The interweaving of Spanish and Aztec culture would take the form of a mask. This mask would be fierce as an Aztec carving, bearing symbols and scenes of the two cultures, all combined to form a new entity. Spanish soldiers on horseback marched toward brown-skinned peasants kneeling to grind corn. Encompassing it all was the “face” of the Inquisition.
Upon this mask, front and center, was an elegant Spanish church. Under the military force of Isabel and Ferdinand, the Catholic Church sent its missionaries pouring into Central America, bearing cross and sword, converting and killing by the thousands in one of the most violent clashes in human history. I placed the church right between the eyes of the mask, its rightful place as the purpose of the Inquisition.

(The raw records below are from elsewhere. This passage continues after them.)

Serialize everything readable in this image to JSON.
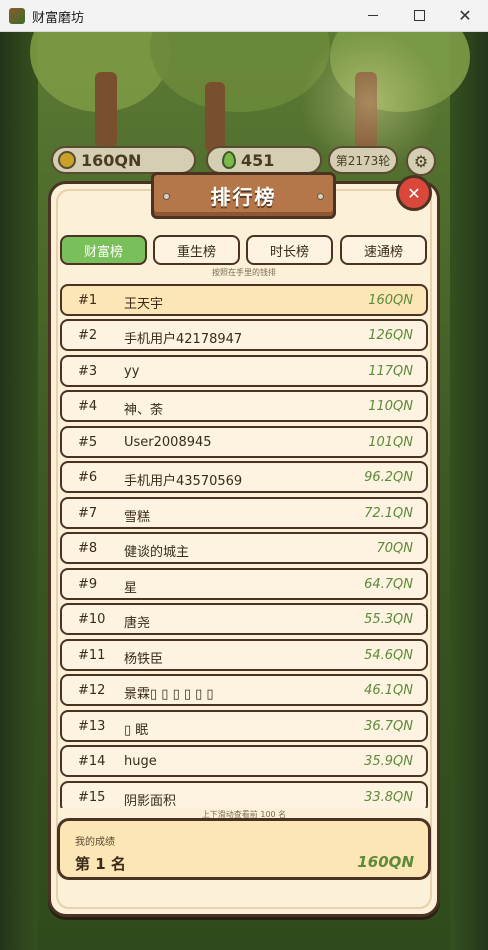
{
  "window": {
    "title": "财富磨坊"
  },
  "hud": {
    "money": "160QN",
    "seeds": "451",
    "round": "第2173轮"
  },
  "modal": {
    "title": "排行榜"
  },
  "tabs": [
    {
      "label": "财富榜",
      "active": true
    },
    {
      "label": "重生榜",
      "active": false
    },
    {
      "label": "时长榜",
      "active": false
    },
    {
      "label": "速通榜",
      "active": false
    }
  ],
  "tab_hint": "按照在手里的钱排",
  "leaderboard": [
    {
      "rank": "#1",
      "name": "王天宇",
      "value": "160QN"
    },
    {
      "rank": "#2",
      "name": "手机用户42178947",
      "value": "126QN"
    },
    {
      "rank": "#3",
      "name": "yy",
      "value": "117QN"
    },
    {
      "rank": "#4",
      "name": "神、荼",
      "value": "110QN"
    },
    {
      "rank": "#5",
      "name": "User2008945",
      "value": "101QN"
    },
    {
      "rank": "#6",
      "name": "手机用户43570569",
      "value": "96.2QN"
    },
    {
      "rank": "#7",
      "name": "雪糕",
      "value": "72.1QN"
    },
    {
      "rank": "#8",
      "name": "健谈的城主",
      "value": "70QN"
    },
    {
      "rank": "#9",
      "name": "星",
      "value": "64.7QN"
    },
    {
      "rank": "#10",
      "name": "唐尧",
      "value": "55.3QN"
    },
    {
      "rank": "#11",
      "name": "杨铁臣",
      "value": "54.6QN"
    },
    {
      "rank": "#12",
      "name": "景霖▯ ▯ ▯ ▯ ▯ ▯",
      "value": "46.1QN"
    },
    {
      "rank": "#13",
      "name": "▯ 眠",
      "value": "36.7QN"
    },
    {
      "rank": "#14",
      "name": "huge",
      "value": "35.9QN"
    },
    {
      "rank": "#15",
      "name": "阴影面积",
      "value": "33.8QN"
    }
  ],
  "scroll_hint": "上下滑动查看前 100 名",
  "my_score": {
    "label": "我的成绩",
    "rank": "第 1 名",
    "value": "160QN"
  }
}
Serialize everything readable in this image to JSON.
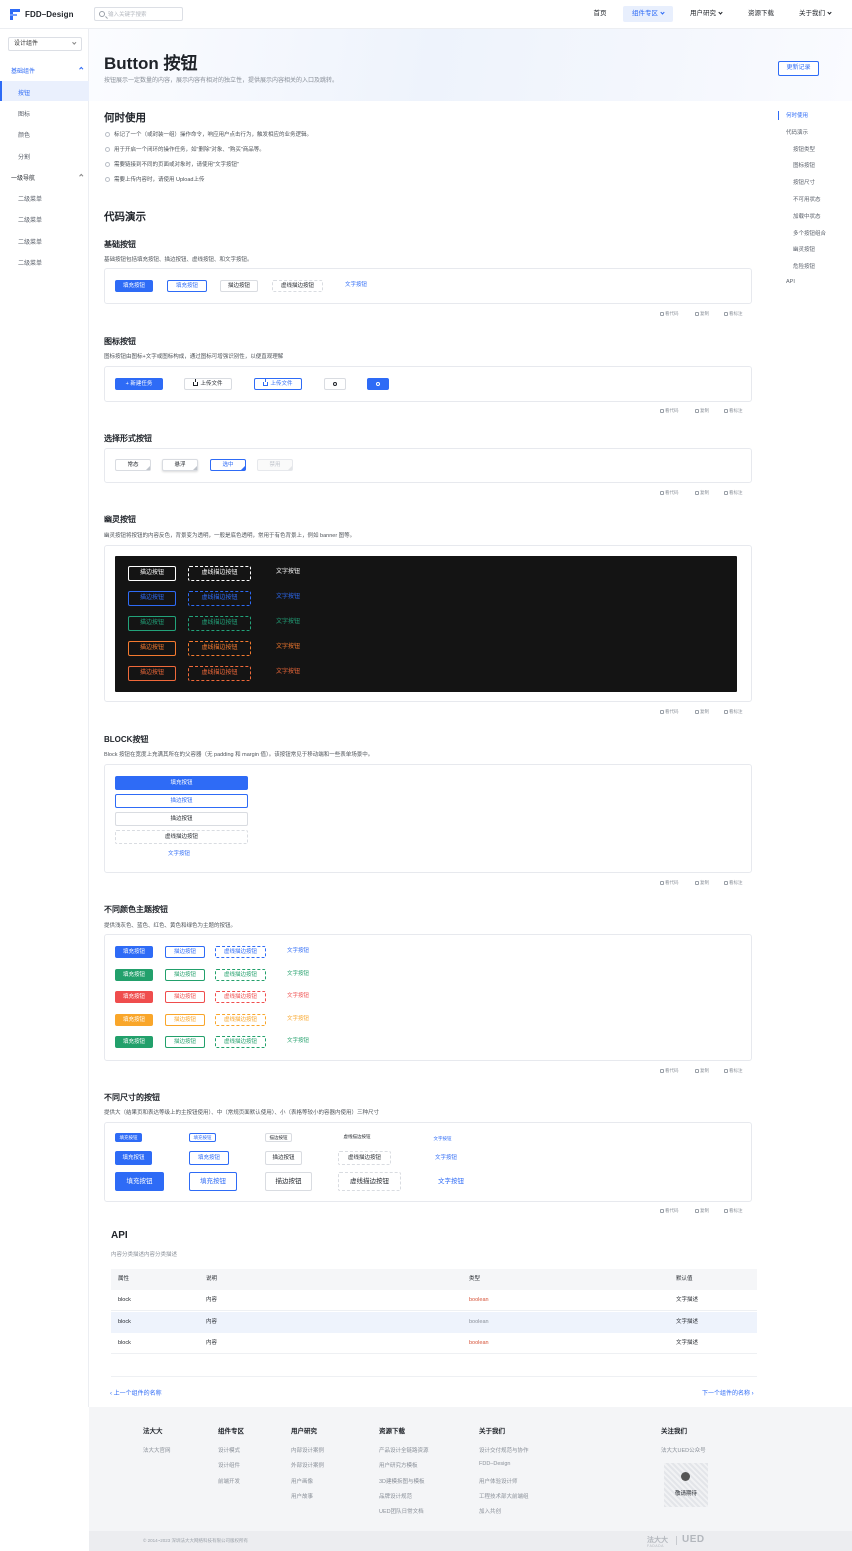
{
  "header": {
    "brand": "FDD–Design",
    "search_placeholder": "输入关键字搜索",
    "nav": [
      "首页",
      "组件专区",
      "用户研究",
      "资源下载",
      "关于我们"
    ]
  },
  "sidebar": {
    "select_value": "设计组件",
    "groups": [
      {
        "label": "基础组件",
        "items": [
          "按钮",
          "图标",
          "颜色",
          "分割"
        ]
      },
      {
        "label": "一级导航",
        "items": [
          "二级菜单",
          "二级菜单",
          "二级菜单",
          "二级菜单"
        ]
      }
    ]
  },
  "page": {
    "title": "Button 按钮",
    "subtitle": "按钮展示一定数量的内容，展示内容有相对的独立性，提供展示内容相关的入口及跳转。",
    "changelog_label": "更新记录"
  },
  "when_to_use": {
    "title": "何时使用",
    "bullets": [
      "标记了一个（或封装一组）操作命令，响应用户点击行为，触发相应的业务逻辑。",
      "用于开启一个闭环的操作任务，如\"删除\"对象、\"购买\"商品等。",
      "需要链接到不同的页面或对象时，请使用\"文字按钮\"",
      "需要上传内容时，请使用 Upload上传"
    ]
  },
  "code_demo_title": "代码演示",
  "tools": [
    "看代码",
    "复制",
    "看标注"
  ],
  "sections": {
    "basic": {
      "title": "基础按钮",
      "desc": "基础按钮包括填充按钮、描边按钮、虚线按钮、和文字按钮。",
      "buttons": [
        "填充按钮",
        "填充按钮",
        "描边按钮",
        "虚线描边按钮",
        "文字按钮"
      ]
    },
    "icon": {
      "title": "图标按钮",
      "desc": "图标按钮由图标+文字或图标构成，通过图标可增强识别性，以便直观理解",
      "buttons": [
        "新建任务",
        "上传文件",
        "上传文件"
      ]
    },
    "choice": {
      "title": "选择形式按钮",
      "buttons": [
        "常态",
        "悬浮",
        "选中",
        "禁用"
      ]
    },
    "ghost": {
      "title": "幽灵按钮",
      "desc": "幽灵按钮将按钮的内容反色，背景变为透明，一般是底色透明，常用于有色背景上，例如 banner 图等。",
      "labels": [
        "描边按钮",
        "虚线描边按钮",
        "文字按钮"
      ],
      "colors": [
        "#ffffff",
        "#2e6bf6",
        "#22a37a",
        "#f57a2f",
        "#f0693a"
      ]
    },
    "block": {
      "title": "BLOCK按钮",
      "desc": "Block 按钮在宽度上充满其所在的父容器（无 padding 和 margin 值）。该按钮常见于移动端和一些表单场景中。",
      "buttons": [
        "填充按钮",
        "描边按钮",
        "描边按钮",
        "虚线描边按钮",
        "文字按钮"
      ]
    },
    "theme": {
      "title": "不同颜色主题按钮",
      "desc": "提供浅灰色、蓝色、红色、黄色和绿色为主题的按钮。",
      "labels": [
        "填充按钮",
        "描边按钮",
        "虚线描边按钮",
        "文字按钮"
      ],
      "colors": [
        "#2e6bf6",
        "#22a06b",
        "#ef4d4d",
        "#f9a62a",
        "#22a06b"
      ]
    },
    "size": {
      "title": "不同尺寸的按钮",
      "desc": "提供大（结果页和表达等级上的主按钮使用）、中（常规页面默认使用）、小（表格等较小的容器内使用）三种尺寸",
      "labels": [
        "填充按钮",
        "填充按钮",
        "描边按钮",
        "虚线描边按钮",
        "文字按钮"
      ]
    }
  },
  "api": {
    "title": "API",
    "subtitle": "内容分类描述内容分类描述",
    "columns": [
      "属性",
      "说明",
      "类型",
      "默认值"
    ],
    "rows": [
      [
        "block",
        "内容",
        "boolean",
        "文字描述"
      ],
      [
        "block",
        "内容",
        "boolean",
        "文字描述"
      ],
      [
        "block",
        "内容",
        "boolean",
        "文字描述"
      ]
    ],
    "type_color": "#d6543a"
  },
  "pager": {
    "prev": "上一个组件的名称",
    "next": "下一个组件的名称"
  },
  "toc": [
    {
      "label": "何时使用",
      "level": 1,
      "active": true
    },
    {
      "label": "代码演示",
      "level": 1
    },
    {
      "label": "按钮类型",
      "level": 2
    },
    {
      "label": "图标按钮",
      "level": 2
    },
    {
      "label": "按钮尺寸",
      "level": 2
    },
    {
      "label": "不可用状态",
      "level": 2
    },
    {
      "label": "加载中状态",
      "level": 2
    },
    {
      "label": "多个按钮组合",
      "level": 2
    },
    {
      "label": "幽灵按钮",
      "level": 2
    },
    {
      "label": "危险按钮",
      "level": 2
    },
    {
      "label": "API",
      "level": 1
    }
  ],
  "footer": {
    "columns": [
      {
        "title": "法大大",
        "links": [
          "法大大官网"
        ]
      },
      {
        "title": "组件专区",
        "links": [
          "设计模式",
          "设计组件",
          "前端开发"
        ]
      },
      {
        "title": "用户研究",
        "links": [
          "内部设计案例",
          "外部设计案例",
          "用户画像",
          "用户故事"
        ]
      },
      {
        "title": "资源下载",
        "links": [
          "产品设计全链路资源",
          "用户研究方模板",
          "3D建模拆图与模板",
          "品牌设计规范",
          "UED团队日常文档"
        ]
      },
      {
        "title": "关于我们",
        "links": [
          "设计交付规范与协作",
          "FDD–Design",
          "用户体验设计师",
          "工程技术部大前端组",
          "加入共创"
        ]
      }
    ],
    "follow_title": "关注我们",
    "follow_sub": "法大大UED公众号",
    "qr_label": "敬请期待",
    "copyright": "© 2014~2023 深圳法大大网络科技有限公司版权所有",
    "logo_cn": "法大大",
    "logo_en": "FADADA",
    "logo_ued": "UED"
  }
}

Feedback from the editor arrived quickly. The church should be eliminated from the illustration, I was told, as well as all visual references to religion.
Eliminated? I was stunned. This was the opening piece for an entire unit of a textbook, intended to represent a movement in history that took place on our own continent 500 years ago. The repercussions of the Inquisition may still be felt today. How could I eliminate the primary force that drove the wheel of history? This textbook would be used by thousands of high school students. Was this not a misrepresentation of facts, I protested, in my reply?
Within two hours the answer arrived, explaining that “final production” agreed that it may be more accurate to show the church – but they had decided to eliminate the church just the same.
At the risk of losing the assignment, I stuck my neck out, and managed to strike a compromise with my editors. The Spanish church remained, but not the cross upon it, and I blended it into the monochromatic background to make it less prominent.
Had I failed the reader, by not fully representing the power of the Church? I did not know. But as a wise friend pointed out, it could be argued that it was not really religion that drove the Inquisition to begin with – but rather, a ruthless monarchy acting under the guise of the church. Where does fact leave off, and interpretation begin? There is no formula for how to make the forces of history accessible to young minds. In the end, I was satisfied with the compromise. One of these days, I’ll rework the church to make it more prominent and colorful – that is, if I can find the original illustration. 😉
This post is partially copied from a previous post on this blog, Pictures That Teach, giving examples of other issues of historical integrity I’ve encountered as an educational illustrator.
Wishing you a good week,